Down to the last line, set the entries down again exactly.

######

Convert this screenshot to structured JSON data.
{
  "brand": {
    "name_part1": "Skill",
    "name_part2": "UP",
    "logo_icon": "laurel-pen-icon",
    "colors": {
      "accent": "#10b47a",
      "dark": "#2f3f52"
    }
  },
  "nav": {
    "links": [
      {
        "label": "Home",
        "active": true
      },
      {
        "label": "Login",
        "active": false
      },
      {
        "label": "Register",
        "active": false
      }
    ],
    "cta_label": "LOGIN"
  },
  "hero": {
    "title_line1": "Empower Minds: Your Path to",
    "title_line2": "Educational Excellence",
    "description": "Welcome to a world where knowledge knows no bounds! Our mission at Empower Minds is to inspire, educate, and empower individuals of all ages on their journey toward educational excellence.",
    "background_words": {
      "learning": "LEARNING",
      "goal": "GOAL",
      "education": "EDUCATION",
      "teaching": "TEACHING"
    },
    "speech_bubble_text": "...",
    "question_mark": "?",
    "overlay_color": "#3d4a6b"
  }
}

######

WRITTEN RESPONSE:
Convert this screenshot to structured JSON data.
{
  "brand": {
    "name_part1": "Skill",
    "name_part2": "UP",
    "logo_icon": "laurel-pen-icon",
    "colors": {
      "accent": "#10b47a",
      "dark": "#2f3f52"
    }
  },
  "nav": {
    "links": [
      {
        "label": "Home",
        "active": true
      },
      {
        "label": "Login",
        "active": false
      },
      {
        "label": "Register",
        "active": false
      }
    ],
    "cta_label": "LOGIN"
  },
  "hero": {
    "title_line1": "Empower Minds: Your Path to",
    "title_line2": "Educational Excellence",
    "description": "Welcome to a world where knowledge knows no bounds! Our mission at Empower Minds is to inspire, educate, and empower individuals of all ages on their journey toward educational excellence.",
    "background_words": {
      "learning": "LEARNING",
      "goal": "GOAL",
      "education": "EDUCATION",
      "teaching": "TEACHING"
    },
    "speech_bubble_text": "...",
    "question_mark": "?",
    "overlay_color": "#3d4a6b"
  }
}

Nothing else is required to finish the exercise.